Don't Know How To Quit (Or, The Days Of Zines And Bruises)
I'm not sure if it's a character trait or failing - I've never known when to say when. My instincts never tell me to throw in the towel; usually, they say I only need to land one more punch. The ref can count to 10 all he wants and hold up other people's hands in victory, but I've never believed that it's his call. As long as I can get back on my feet, counting's got nothing to do with it.
And most importantly, I'll know when it's time to hang up my gloves.
Some people don't.
My ears are still ringing from The Misfits show - if you could call it that - last night. I was there to help out a friend by handling his band's merch. And I damn near cried because it wasn't much more than a lifeless, hollow, ghoulish spectacle of nostalgia. Jerry Only lived up to his name - he's the sole remaining member. Marky Ramone sat in on drums. Dez Cadena played guitar.
Sure, they played Misfits songs. They played Ramones songs and even worked in a Black Flag song or two, but what was the point? It seemed like a stadium rock show in a small club pandering to kids who didn't know any better ... but should.
There was nothing there. No spirit. No life. No guts. And certainly no glory beyond the fawning of people who weren't there in the first place. For $20 per ticket.
I'll give Jerry credit - he stayed and talked to every single person who wanted to talk to him. Photos, autographs, the works. He hugged kids, ruffled their hair, mugged for the camera - he did it all. He worked as hard after the show as he did during the show and I can respect that.
But when does a band stop being a band? When is it time to call it a day?

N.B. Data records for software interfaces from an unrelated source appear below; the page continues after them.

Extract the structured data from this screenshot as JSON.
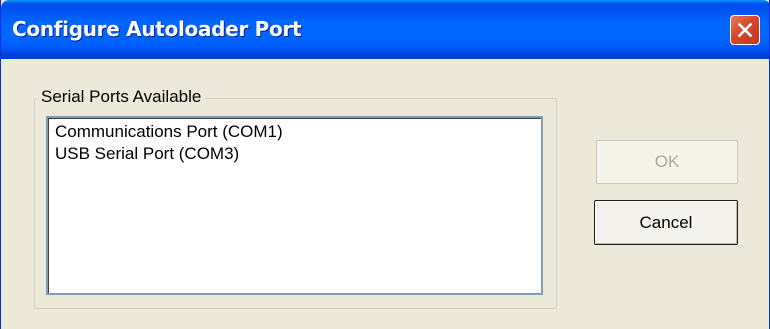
{
  "window": {
    "title": "Configure Autoloader Port",
    "close_icon": "close-icon"
  },
  "group": {
    "label": "Serial Ports Available"
  },
  "ports": [
    "Communications Port (COM1)",
    "USB Serial Port (COM3)"
  ],
  "buttons": {
    "ok_label": "OK",
    "ok_enabled": false,
    "cancel_label": "Cancel"
  },
  "colors": {
    "titlebar": "#0058ee",
    "close_button": "#d7462a",
    "dialog_background": "#ece9d8",
    "disabled_text": "#aca899"
  }
}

After all, the Sex Pistols are back together. Again. They're doing a show with the Buzzcocks, the Adolescents, the Vandals, the Circle Jerks, Social Distortion, the Damned, G.B.H. and T.S.O.L. Bobby Steele is touring with The Undead. I don't even want to know who else has hopped on the revival circuit bandwagon. It's hard enough to deal with the bands I once loved who are tarnishing every last memory I had of them.
Everywhere I look, aging punks are swooping in to reap the benefits of punk's renewed popularity. It wouldn't be so bad if they were still creating something vital, if they were even capable of creating something new and interesting, something that speaks to corners of the soul that pop music ignores. But that doesn't happen. They just pull out the same old songs but those words have a different meaning when they're accompanied by the sound of cash registers ringing.
I've been standing steadfastly in the way of pop-punk for some time now, contending that cloying love songs have little to do with punk rock, that most contemporary pop-punk acts are little more than boy bands with guitars. And now I find myself standing in opposition to punk rock nostalgia, reunion tours and musicians cashing in on former glory. I find myself opposing most of punk for the simple reason that these bands are trading on who they once were. And while I've said it before, it bears repeating - punk rock is not about who you were. It's about who you are and, more importantly, who you will be.
I realize I'm only one person and that my opinion doesn't matter much, but if this is punk rock, then I'm against punk. If those washed-up musicians are punkers, then I'm against them, regardless of who they are. And if you're in favor of this, I'm against you as well.